◆ What this task involves
Where does the string "title" occur in the entries below? Copy every line where it does.

◆ Exercise material
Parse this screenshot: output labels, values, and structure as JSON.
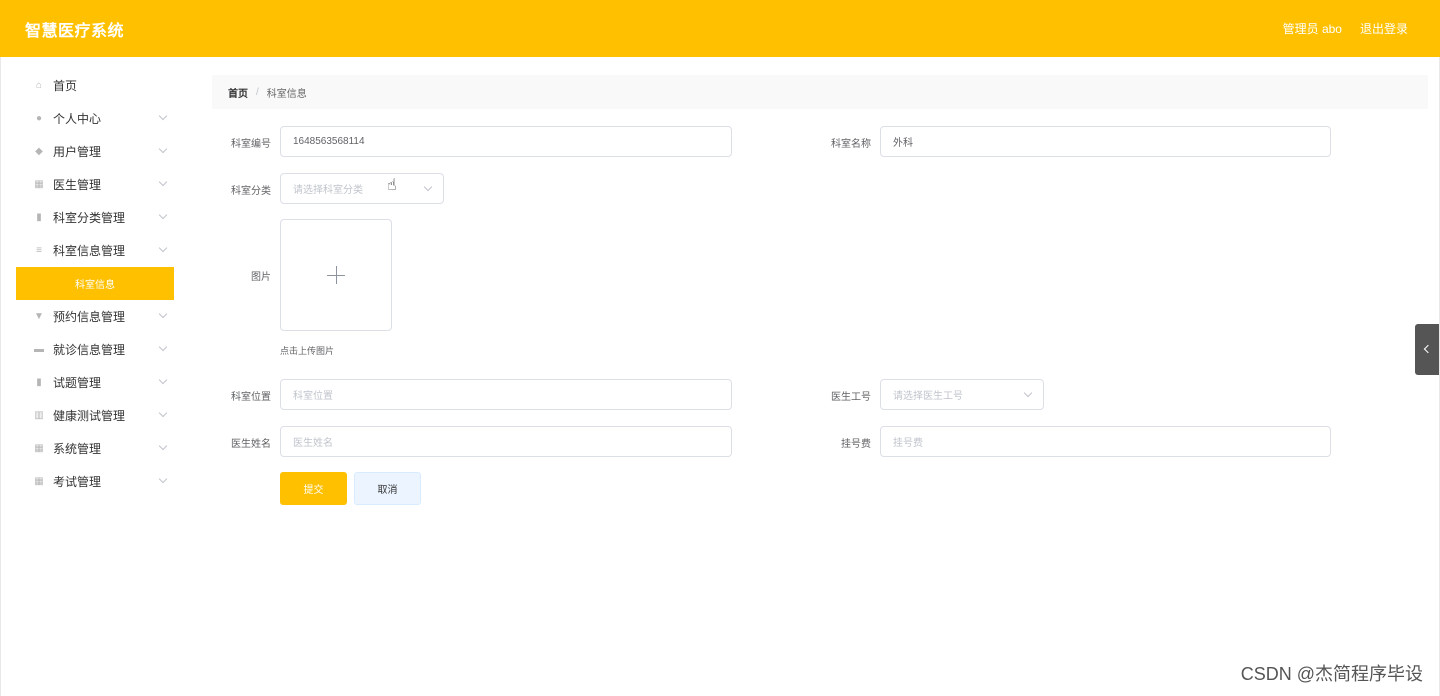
{
  "header": {
    "title": "智慧医疗系统",
    "user": "管理员 abo",
    "logout": "退出登录",
    "background": "#ffc000"
  },
  "sidebar": {
    "items": [
      {
        "label": "首页",
        "icon": "home-icon",
        "glyph": "⌂",
        "has_children": false
      },
      {
        "label": "个人中心",
        "icon": "user-icon",
        "glyph": "●",
        "has_children": true
      },
      {
        "label": "用户管理",
        "icon": "shield-icon",
        "glyph": "◆",
        "has_children": true
      },
      {
        "label": "医生管理",
        "icon": "grid-icon",
        "glyph": "▦",
        "has_children": true
      },
      {
        "label": "科室分类管理",
        "icon": "clipboard-icon",
        "glyph": "▮",
        "has_children": true
      },
      {
        "label": "科室信息管理",
        "icon": "list-icon",
        "glyph": "≡",
        "has_children": true
      },
      {
        "label": "预约信息管理",
        "icon": "cup-icon",
        "glyph": "▼",
        "has_children": true
      },
      {
        "label": "就诊信息管理",
        "icon": "suitcase-icon",
        "glyph": "▬",
        "has_children": true
      },
      {
        "label": "试题管理",
        "icon": "clipboard-icon",
        "glyph": "▮",
        "has_children": true
      },
      {
        "label": "健康测试管理",
        "icon": "bars-icon",
        "glyph": "▥",
        "has_children": true
      },
      {
        "label": "系统管理",
        "icon": "grid-icon",
        "glyph": "▦",
        "has_children": true
      },
      {
        "label": "考试管理",
        "icon": "table-icon",
        "glyph": "▦",
        "has_children": true
      }
    ],
    "active_submenu": "科室信息",
    "accent": "#ffc000"
  },
  "breadcrumb": {
    "home": "首页",
    "separator": "/",
    "current": "科室信息"
  },
  "form": {
    "dept_no": {
      "label": "科室编号",
      "value": "1648563568114"
    },
    "dept_name": {
      "label": "科室名称",
      "value": "外科"
    },
    "dept_category": {
      "label": "科室分类",
      "placeholder": "请选择科室分类"
    },
    "image": {
      "label": "图片",
      "tip": "点击上传图片"
    },
    "dept_location": {
      "label": "科室位置",
      "placeholder": "科室位置"
    },
    "doctor_id": {
      "label": "医生工号",
      "placeholder": "请选择医生工号"
    },
    "doctor_name": {
      "label": "医生姓名",
      "placeholder": "医生姓名"
    },
    "reg_fee": {
      "label": "挂号费",
      "placeholder": "挂号费"
    },
    "submit": "提交",
    "cancel": "取消"
  },
  "watermark": "CSDN @杰简程序毕设"
}
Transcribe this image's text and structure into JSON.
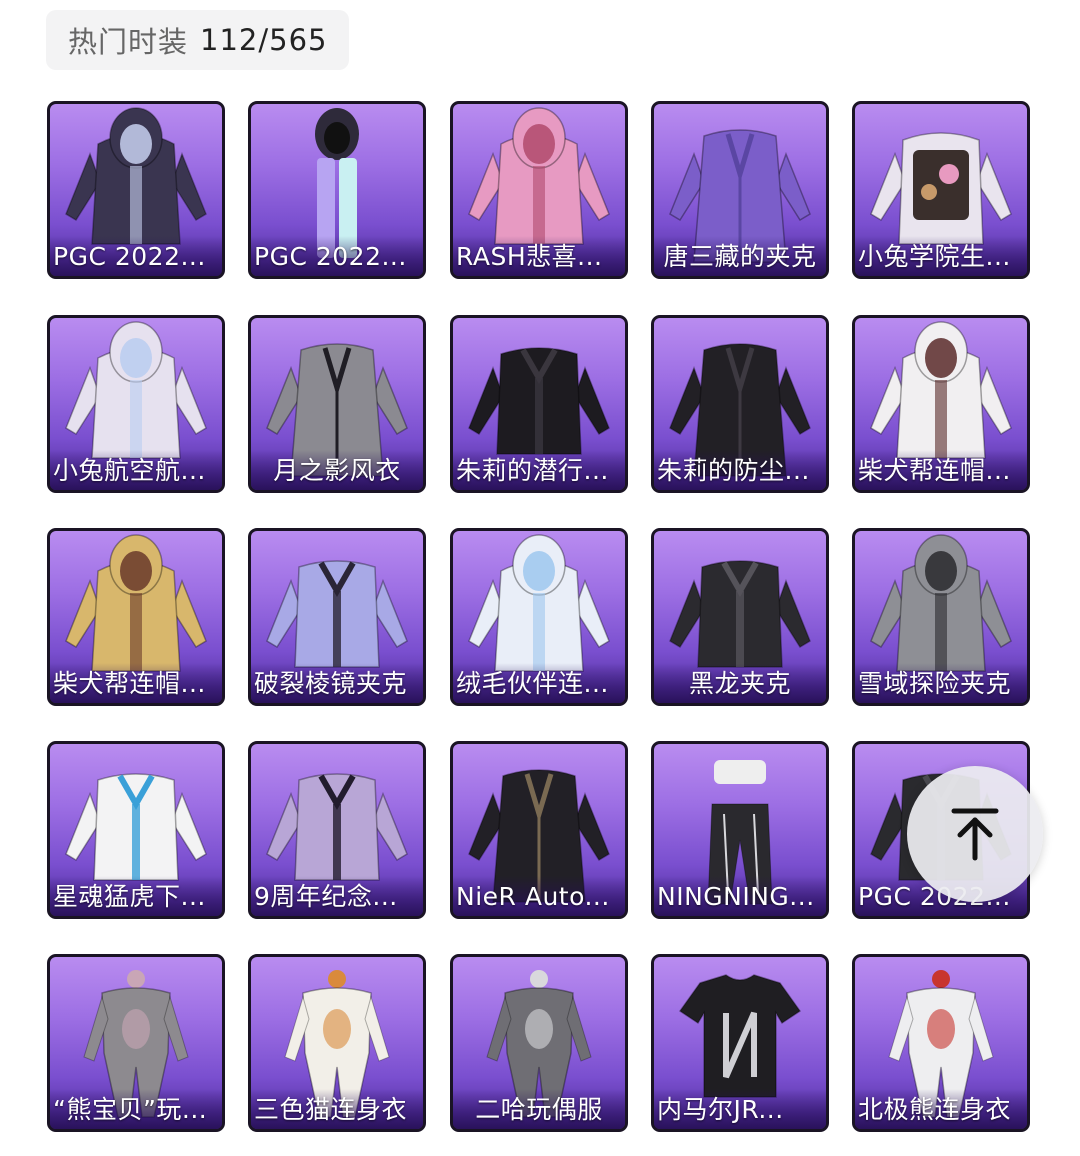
{
  "header": {
    "label": "热门时装",
    "count": "112/565"
  },
  "items": [
    {
      "name": "PGC 2022...",
      "garment": "hooded-jacket",
      "color": "#3a3550",
      "accent": "#c8d0f0"
    },
    {
      "name": "PGC 2022...",
      "garment": "hood-scarf",
      "color": "#2e2a3a",
      "accent": "#b7a4f2"
    },
    {
      "name": "RASH悲喜...",
      "garment": "hooded-jacket",
      "color": "#e79ac2",
      "accent": "#b04a6c"
    },
    {
      "name": "唐三藏的夹克",
      "garment": "robe",
      "color": "#7b5ec9",
      "accent": "#5a46a3"
    },
    {
      "name": "小兔学院生...",
      "garment": "vest-jacket",
      "color": "#e9e4ee",
      "accent": "#3a2f2c"
    },
    {
      "name": "小兔航空航...",
      "garment": "hooded-jacket",
      "color": "#e6e1ef",
      "accent": "#b9cdf0"
    },
    {
      "name": "月之影风衣",
      "garment": "coat",
      "color": "#8b8a91",
      "accent": "#1f1d24"
    },
    {
      "name": "朱莉的潜行...",
      "garment": "jacket",
      "color": "#1d1b20",
      "accent": "#3a363e"
    },
    {
      "name": "朱莉的防尘...",
      "garment": "coat",
      "color": "#222025",
      "accent": "#3d3941"
    },
    {
      "name": "柴犬帮连帽...",
      "garment": "hoodie",
      "color": "#f1eff1",
      "accent": "#5a2a2a"
    },
    {
      "name": "柴犬帮连帽...",
      "garment": "hoodie",
      "color": "#d8b76c",
      "accent": "#6a3a2a"
    },
    {
      "name": "破裂棱镜夹克",
      "garment": "jacket",
      "color": "#a8a9e6",
      "accent": "#2a2536"
    },
    {
      "name": "绒毛伙伴连...",
      "garment": "hoodie",
      "color": "#e9eef8",
      "accent": "#9ec7ef"
    },
    {
      "name": "黑龙夹克",
      "garment": "jacket",
      "color": "#2b2a2f",
      "accent": "#55535a"
    },
    {
      "name": "雪域探险夹克",
      "garment": "hoodie",
      "color": "#8e8f95",
      "accent": "#2a2a2e"
    },
    {
      "name": "星魂猛虎下...",
      "garment": "jacket",
      "color": "#f3f3f4",
      "accent": "#3aa0d8"
    },
    {
      "name": "9周年纪念...",
      "garment": "jacket",
      "color": "#b8a6d6",
      "accent": "#221c2e"
    },
    {
      "name": "NieR Auto...",
      "garment": "coat",
      "color": "#222026",
      "accent": "#7a6a52"
    },
    {
      "name": "NINGNING...",
      "garment": "pants-set",
      "color": "#2a292e",
      "accent": "#d8d8dc"
    },
    {
      "name": "PGC 2022...",
      "garment": "jacket",
      "color": "#2a2a2e",
      "accent": "#4a4a50"
    },
    {
      "name": "“熊宝贝”玩...",
      "garment": "jumpsuit",
      "color": "#8d8a8f",
      "accent": "#c9a6b6"
    },
    {
      "name": "三色猫连身衣",
      "garment": "jumpsuit",
      "color": "#f2efe8",
      "accent": "#d98a3c"
    },
    {
      "name": "二哈玩偶服",
      "garment": "jumpsuit",
      "color": "#6f6e74",
      "accent": "#d9d8dc"
    },
    {
      "name": "内马尔JR...",
      "garment": "tshirt",
      "color": "#1f1e22",
      "accent": "#cfcfd4"
    },
    {
      "name": "北极熊连身衣",
      "garment": "jumpsuit",
      "color": "#eeeef0",
      "accent": "#c8352e"
    }
  ],
  "centered_names": [
    "唐三藏的夹克",
    "黑龙夹克",
    "二哈玩偶服",
    "月之影风衣"
  ],
  "scroll_top_icon": "arrow-up-to-top-icon",
  "colors": {
    "tile_top": "#b98cf0",
    "tile_bottom": "#4c2a98",
    "tile_border": "#1a1424"
  }
}
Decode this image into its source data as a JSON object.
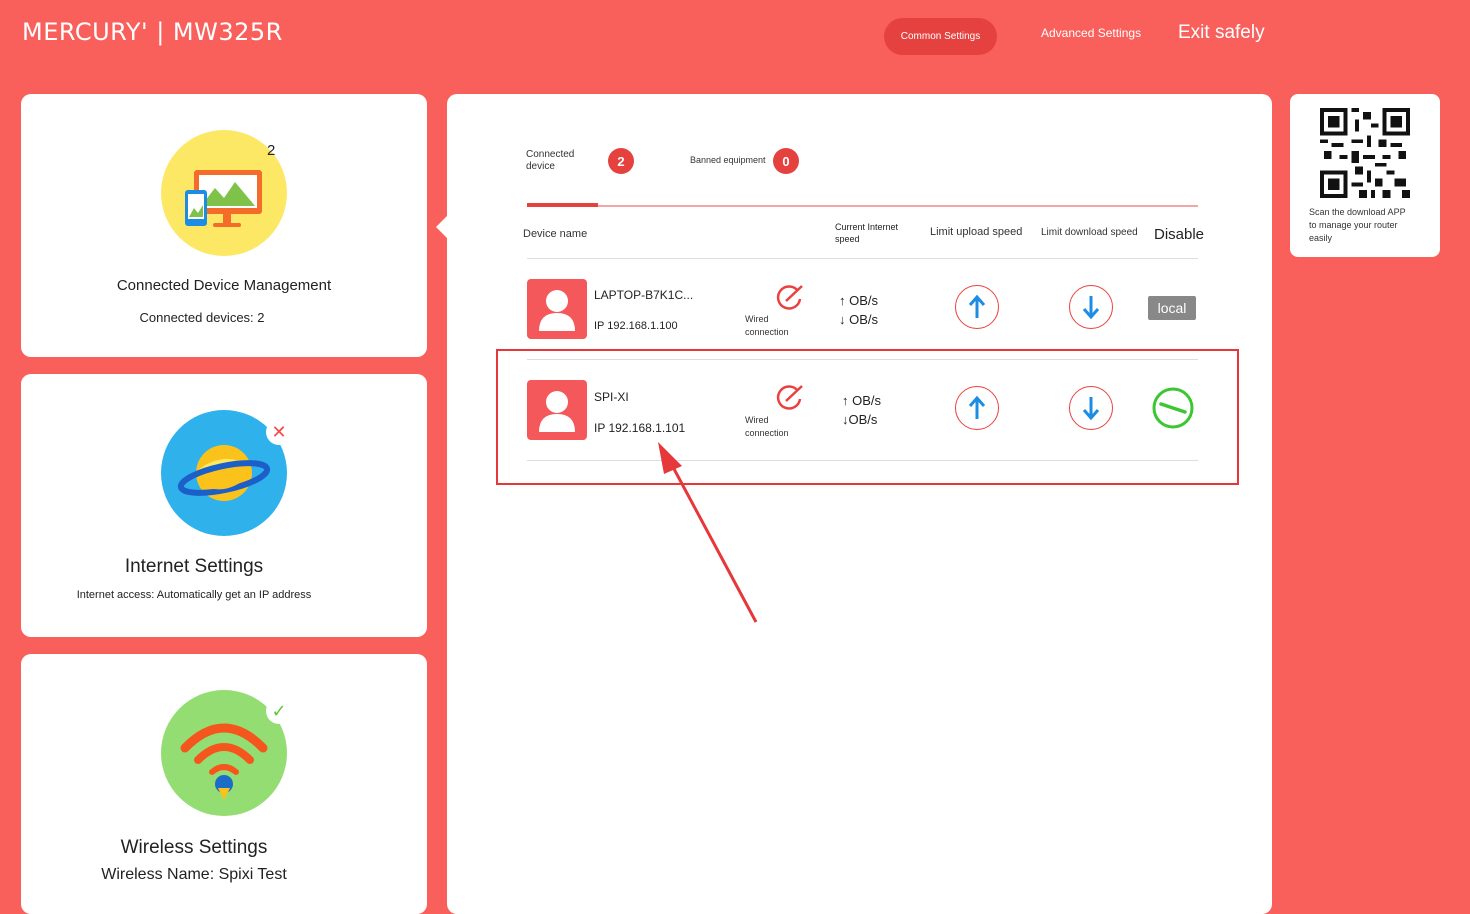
{
  "header": {
    "brand": "MERCURY' | MW325R",
    "nav_common": "Common Settings",
    "nav_advanced": "Advanced Settings",
    "nav_exit": "Exit safely"
  },
  "cards": {
    "device": {
      "badge": "2",
      "title": "Connected Device Management",
      "sub": "Connected devices: 2"
    },
    "internet": {
      "title": "Internet Settings",
      "sub": "Internet access: Automatically get an IP address"
    },
    "wireless": {
      "title": "Wireless Settings",
      "sub": "Wireless Name: Spixi Test"
    }
  },
  "tabs": {
    "connected_label_1": "Connected",
    "connected_label_2": "device",
    "connected_count": "2",
    "banned_label": "Banned equipment",
    "banned_count": "0"
  },
  "columns": {
    "device_name": "Device name",
    "speed_1": "Current Internet",
    "speed_2": "speed",
    "upload": "Limit upload speed",
    "download": "Limit download speed",
    "disable": "Disable"
  },
  "devices": [
    {
      "name": "LAPTOP-B7K1C...",
      "ip": "IP 192.168.1.100",
      "conn_1": "Wired",
      "conn_2": "connection",
      "up": "↑ OB/s",
      "down": "↓ OB/s",
      "disable": "local"
    },
    {
      "name": "SPI-XI",
      "ip": "IP 192.168.1.101",
      "conn_1": "Wired",
      "conn_2": "connection",
      "up": "↑ OB/s",
      "down": "↓OB/s"
    }
  ],
  "qr": {
    "line1": "Scan the download APP",
    "line2": "to manage your router",
    "line3": "easily"
  },
  "colors": {
    "background": "#f9605c",
    "accent": "#e5413f",
    "highlight": "#e6373a"
  }
}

◆ Result for this exercise
    "title": "智慧医疗系统",
      "title": "Connected Device Management",
      "title": "Internet Settings",
      "title": "Wireless Settings",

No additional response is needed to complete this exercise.